7.2.2 Vendor and Device
Major factors to consider when implementing a PMP is the
evaluation of vendors and the selection of components. It is imperative that
engineers select and use components from manufacturers in which they have
confidence. This confidence can be attained either empirically through
adequate past performance of the part manufacturer, or from verification that
the manufacturer is indeed producing high quality parts. The latter can be
achieved via evaluation of the part manufacturing processes through testing
and subsequent data analysis.
To ensure the supply of adequate parts, both vendors and
subcontractors must be effectively managed. A procedure is needed in which
each vendor/technology is evaluated, certified and qualified in a
cost-effective manner. Traditionally, this procedure was to test all devices
and audit all vendors. Due to the increased emphasis on quality (especially in
microcircuits), a more generic approach to vendor certification/qualification
of processes is recommended. Then, existing data from technology families can
be used for qualification by similarity. Ongoing vendor/customer testing
programs on representative products may be used to determine acceptability.
Procedures for performing and monitoring vendor/product testing and
incoming inspection are still necessary, but should be tailored to allow
each vendor to be handled on a case-by-case basis. For example, outgoing
vendor quality and user incoming inspection and board level testing can be
monitored to determine device quality and product design/manufacturing process
compatibility. Data analysis can then determine the need for vendor testing,
incoming inspection and increased vendor surveillance.
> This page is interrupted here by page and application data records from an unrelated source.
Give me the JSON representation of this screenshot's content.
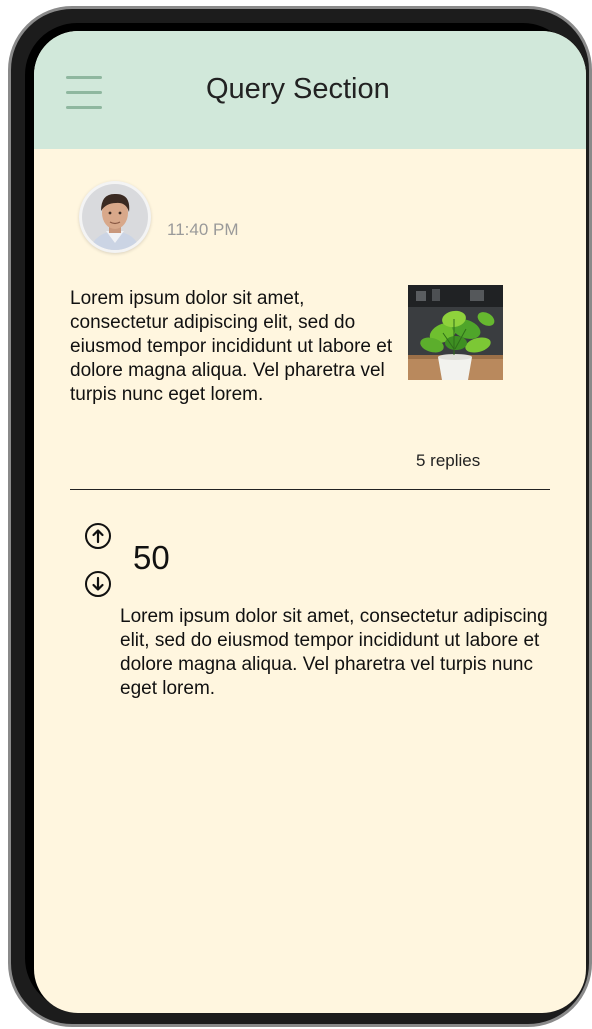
{
  "header": {
    "title": "Query Section",
    "menu_icon": "hamburger-menu-icon",
    "background": "#d1e8da"
  },
  "post": {
    "timestamp": "11:40 PM",
    "body": "Lorem ipsum dolor sit amet, consectetur adipiscing elit, sed do eiusmod tempor incididunt ut labore et dolore magna aliqua. Vel pharetra vel turpis nunc eget lorem.",
    "replies": "5 replies"
  },
  "reply": {
    "upvote_icon": "arrow-up-circle-icon",
    "downvote_icon": "arrow-down-circle-icon",
    "votes": "50",
    "body": "Lorem ipsum dolor sit amet, consectetur adipiscing elit, sed do eiusmod tempor incididunt ut labore et dolore magna aliqua. Vel pharetra vel turpis nunc eget lorem."
  },
  "colors": {
    "screen_background": "#fff6df",
    "header_background": "#d1e8da",
    "menu_icon": "#8fb79f"
  }
}
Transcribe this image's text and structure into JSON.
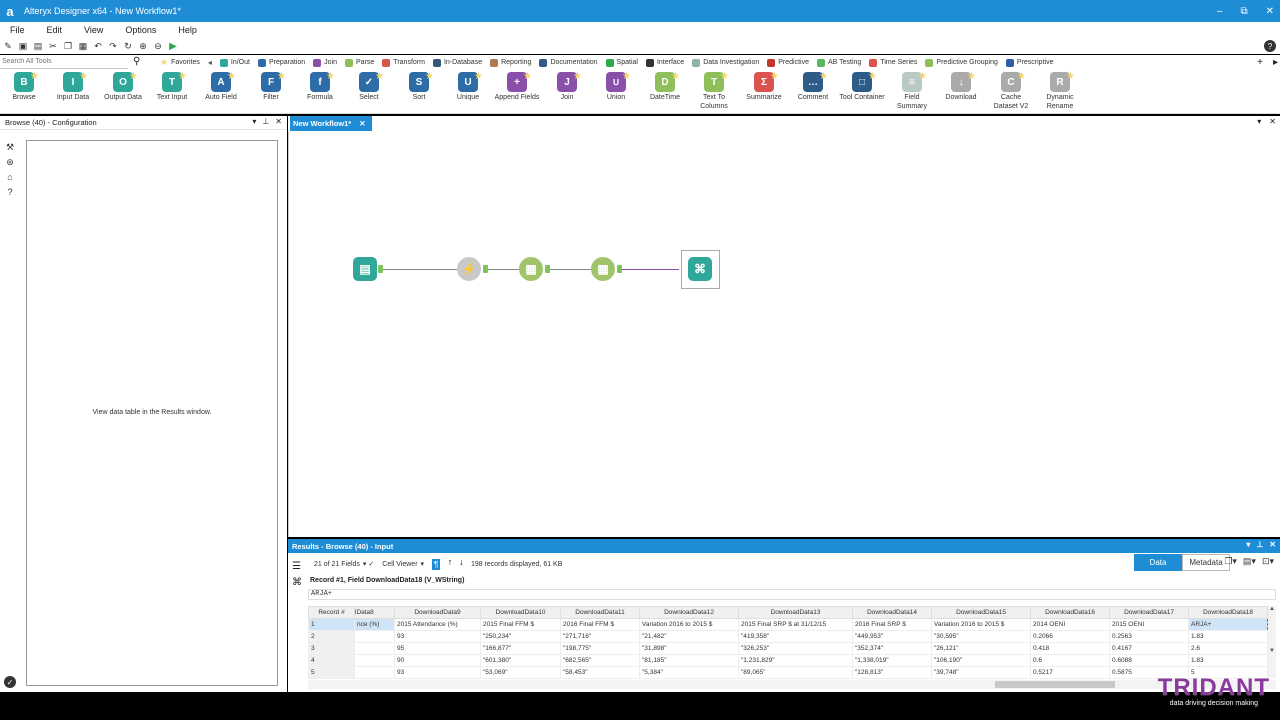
{
  "window": {
    "title": "Alteryx Designer x64 - New Workflow1*",
    "logo": "a",
    "minimize": "–",
    "maximize": "⧉",
    "close": "✕"
  },
  "menu": [
    "File",
    "Edit",
    "View",
    "Options",
    "Help"
  ],
  "search": {
    "placeholder": "Search All Tools"
  },
  "categories": [
    {
      "label": "Favorites",
      "color": "#f5d76e"
    },
    {
      "label": "In/Out",
      "color": "#2fa89a"
    },
    {
      "label": "Preparation",
      "color": "#2e6ca8"
    },
    {
      "label": "Join",
      "color": "#8a4fa8"
    },
    {
      "label": "Parse",
      "color": "#8fbf5a"
    },
    {
      "label": "Transform",
      "color": "#d9534f"
    },
    {
      "label": "In-Database",
      "color": "#37567a"
    },
    {
      "label": "Reporting",
      "color": "#b07a4f"
    },
    {
      "label": "Documentation",
      "color": "#2e5c88"
    },
    {
      "label": "Spatial",
      "color": "#2fa84f"
    },
    {
      "label": "Interface",
      "color": "#333333"
    },
    {
      "label": "Data Investigation",
      "color": "#8fb3a8"
    },
    {
      "label": "Predictive",
      "color": "#c0392b"
    },
    {
      "label": "AB Testing",
      "color": "#5cb85c"
    },
    {
      "label": "Time Series",
      "color": "#d9534f"
    },
    {
      "label": "Predictive Grouping",
      "color": "#8fbf5a"
    },
    {
      "label": "Prescriptive",
      "color": "#2e5ca8"
    }
  ],
  "tools": [
    {
      "label": "Browse",
      "color": "#2fa89a",
      "glyph": "B"
    },
    {
      "label": "Input Data",
      "color": "#2fa89a",
      "glyph": "I"
    },
    {
      "label": "Output Data",
      "color": "#2fa89a",
      "glyph": "O"
    },
    {
      "label": "Text Input",
      "color": "#2fa89a",
      "glyph": "T"
    },
    {
      "label": "Auto Field",
      "color": "#2e6ca8",
      "glyph": "A"
    },
    {
      "label": "Filter",
      "color": "#2e6ca8",
      "glyph": "F"
    },
    {
      "label": "Formula",
      "color": "#2e6ca8",
      "glyph": "f"
    },
    {
      "label": "Select",
      "color": "#2e6ca8",
      "glyph": "✓"
    },
    {
      "label": "Sort",
      "color": "#2e6ca8",
      "glyph": "S"
    },
    {
      "label": "Unique",
      "color": "#2e6ca8",
      "glyph": "U"
    },
    {
      "label": "Append Fields",
      "color": "#8a4fa8",
      "glyph": "+"
    },
    {
      "label": "Join",
      "color": "#8a4fa8",
      "glyph": "J"
    },
    {
      "label": "Union",
      "color": "#8a4fa8",
      "glyph": "∪"
    },
    {
      "label": "DateTime",
      "color": "#8fbf5a",
      "glyph": "D"
    },
    {
      "label": "Text To Columns",
      "color": "#8fbf5a",
      "glyph": "T"
    },
    {
      "label": "Summarize",
      "color": "#d9534f",
      "glyph": "Σ"
    },
    {
      "label": "Comment",
      "color": "#2e5c88",
      "glyph": "…"
    },
    {
      "label": "Tool Container",
      "color": "#2e5c88",
      "glyph": "□"
    },
    {
      "label": "Field Summary",
      "color": "#b9c9c3",
      "glyph": "≡"
    },
    {
      "label": "Download",
      "color": "#aaaaaa",
      "glyph": "↓"
    },
    {
      "label": "Cache Dataset V2",
      "color": "#aaaaaa",
      "glyph": "C"
    },
    {
      "label": "Dynamic Rename",
      "color": "#aaaaaa",
      "glyph": "R"
    }
  ],
  "config": {
    "header": "Browse (40) - Configuration",
    "message": "View data table in the Results window."
  },
  "canvas": {
    "tab_label": "New Workflow1*"
  },
  "results": {
    "header": "Results - Browse (40) - Input",
    "fields": "21 of 21 Fields",
    "viewer": "Cell Viewer",
    "records": "198 records displayed, 61 KB",
    "data_tab": "Data",
    "metadata_tab": "Metadata",
    "record_info": "Record #1, Field DownloadData18 (V_WString)",
    "record_value": "ARJA+",
    "columns": [
      "Record #",
      "lData8",
      "DownloadData9",
      "DownloadData10",
      "DownloadData11",
      "DownloadData12",
      "DownloadData13",
      "DownloadData14",
      "DownloadData15",
      "DownloadData16",
      "DownloadData17",
      "DownloadData18"
    ],
    "rows": [
      [
        "1",
        "nce (%)",
        "2015 Attendance (%)",
        "2015 Final FFM $",
        "2016 Final FFM $",
        "Variation 2016 to 2015 $",
        "2015 Final SRP $ at 31/12/15",
        "2016 Final SRP $",
        "Variation 2016 to 2015 $",
        "2014 OENI",
        "2015 OENI",
        "ARJA+"
      ],
      [
        "2",
        "",
        "93",
        "\"250,234\"",
        "\"271,716\"",
        "\"21,482\"",
        "\"419,358\"",
        "\"449,953\"",
        "\"30,595\"",
        "0.2066",
        "0.2563",
        "1.83"
      ],
      [
        "3",
        "",
        "95",
        "\"166,877\"",
        "\"198,775\"",
        "\"31,898\"",
        "\"326,253\"",
        "\"352,374\"",
        "\"26,121\"",
        "0.418",
        "0.4167",
        "2.6"
      ],
      [
        "4",
        "",
        "90",
        "\"601,380\"",
        "\"682,565\"",
        "\"81,185\"",
        "\"1,231,829\"",
        "\"1,338,019\"",
        "\"106,190\"",
        "0.6",
        "0.6088",
        "1.83"
      ],
      [
        "5",
        "",
        "93",
        "\"53,069\"",
        "\"58,453\"",
        "\"5,384\"",
        "\"89,065\"",
        "\"128,813\"",
        "\"39,748\"",
        "0.5217",
        "0.5875",
        "5"
      ]
    ]
  },
  "brand": {
    "name": "TRIDANT",
    "tagline": "data driving decision making"
  }
}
These data can also
form the basis for determining whether a "ship to stock" program (i.e.,
acceptance of a product without incoming inspection) is feasible.
Parts must be selected based on a knowledge of both the
application environment in which the part is to operate and the conditions it
is exposed to during part manufacturing, assembly, handling and shipping. It
is equally important to understand how the failure rate during the partís
useful life, and its wearout characteristics (lifetime), are impacted by the
specific application conditions. Only with this understanding are robust
One specific area of importance is the continuity of production.
As mentioned earlier, facilities/production lines that manufacture parts on a
continuous basis often produce higher quality parts than those manufactured on
an intermittent basis. Intermittent production can be a characteristic of
custom, low usage parts. High volume, continuous production is usually
controlled in a statistical manner, whereas intermittent production may not be
able to implement SPC. Additionally, intermittent lines often run into
unanticipated problems associated with startup which can adversely affect the
quality, availability, and reliability of the part.
Many successful organizations have developed a qualified
manufacturers list (QML) on which procurement decisions are based. A QML lists
manufacturers who have proven that they can supply good parts with a high
degree of confidence. The DoD is also using this methodology in the
procurement of microcircuit devices, via the QML program (i.e.
Part manufacturers can be evaluated in many ways. For suppliers
of parts that have been manufactured for some time, analysis of historical
reliability/quality data is usually the optimum method. In many cases, these
data are readily available from the manufacturer and, in some cases, are
published in their data catalogs. To be meaningful, historical data must be
representative of the same, or a similar, part with few changes, and must be
for a similar application under similar operational stresses.
Vendor evaluation can be accomplished by analyzing design,
manufacturing, quality, and reliability practices. Figure 7.2-1 illustrates a
methodology to evaluate potential vendors.